Drawing on economic data compiled by state and federal agencies, interviews with local residents and leaders, and a variety of research reports and assessments, this report outlines three findings:
Finding 1: Shenandoah National Park provides benefits for surrounding communities.
Shenandoah is an ecological core for the surrounding landscape and a source of economic benefit for nearby communities. The park provides clean water, fish and wildlife habitat, and a backbone of undeveloped land for the surrounding region. Tourism, recreation, and Park Service spending bring economic benefits.
Finding 2: Much of Shenandoah National Park’s appeal comes from the surrounding communities and landscape.
The surrounding landscape, farms, and small towns are a crucial part of Shenandoah’s visual appeal, and they help attract visitors to the park. Fish and wildlife that inhabit the park also depend upon areas beyond park boundaries. What happens outside the park affects the experience of park visitors and area residents.
Finding 3: Attractive places and quality of life are at a premium in today’s economy.

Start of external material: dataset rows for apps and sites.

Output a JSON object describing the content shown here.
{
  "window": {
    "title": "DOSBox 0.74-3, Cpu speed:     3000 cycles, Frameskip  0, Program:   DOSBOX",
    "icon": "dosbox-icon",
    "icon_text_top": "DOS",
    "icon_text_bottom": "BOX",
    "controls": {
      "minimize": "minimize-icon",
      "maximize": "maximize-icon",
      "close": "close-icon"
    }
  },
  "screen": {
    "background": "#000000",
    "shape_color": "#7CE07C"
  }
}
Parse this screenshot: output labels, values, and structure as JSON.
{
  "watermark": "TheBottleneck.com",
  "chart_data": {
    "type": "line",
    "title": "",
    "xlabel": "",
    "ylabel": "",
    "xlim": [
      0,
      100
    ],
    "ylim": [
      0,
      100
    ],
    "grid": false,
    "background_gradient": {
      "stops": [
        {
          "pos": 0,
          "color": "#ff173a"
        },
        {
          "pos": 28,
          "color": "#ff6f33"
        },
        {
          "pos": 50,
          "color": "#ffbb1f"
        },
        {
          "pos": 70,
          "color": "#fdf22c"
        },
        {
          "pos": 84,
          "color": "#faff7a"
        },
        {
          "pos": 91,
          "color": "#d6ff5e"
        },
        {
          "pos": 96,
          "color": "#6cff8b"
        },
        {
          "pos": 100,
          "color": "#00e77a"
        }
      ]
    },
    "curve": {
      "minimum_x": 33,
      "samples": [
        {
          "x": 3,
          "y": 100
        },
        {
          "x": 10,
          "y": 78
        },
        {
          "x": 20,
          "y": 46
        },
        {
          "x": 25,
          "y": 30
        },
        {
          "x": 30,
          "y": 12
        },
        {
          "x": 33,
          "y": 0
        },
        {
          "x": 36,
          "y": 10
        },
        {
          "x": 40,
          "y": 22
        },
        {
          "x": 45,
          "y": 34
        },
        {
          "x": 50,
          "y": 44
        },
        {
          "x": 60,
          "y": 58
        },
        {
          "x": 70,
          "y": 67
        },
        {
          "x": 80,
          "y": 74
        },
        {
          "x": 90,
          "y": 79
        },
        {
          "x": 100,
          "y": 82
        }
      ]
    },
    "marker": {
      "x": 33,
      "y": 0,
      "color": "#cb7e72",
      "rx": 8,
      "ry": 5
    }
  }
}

The attractiveness of the region’s communities and their surroundings is an economic advantage. Global economic trends drive this dynamic, as do growth of “transportable,” non-labor sources of income such as dividends and retirement payments, and improvements in communication technology that make it easier for people to live and work where they want.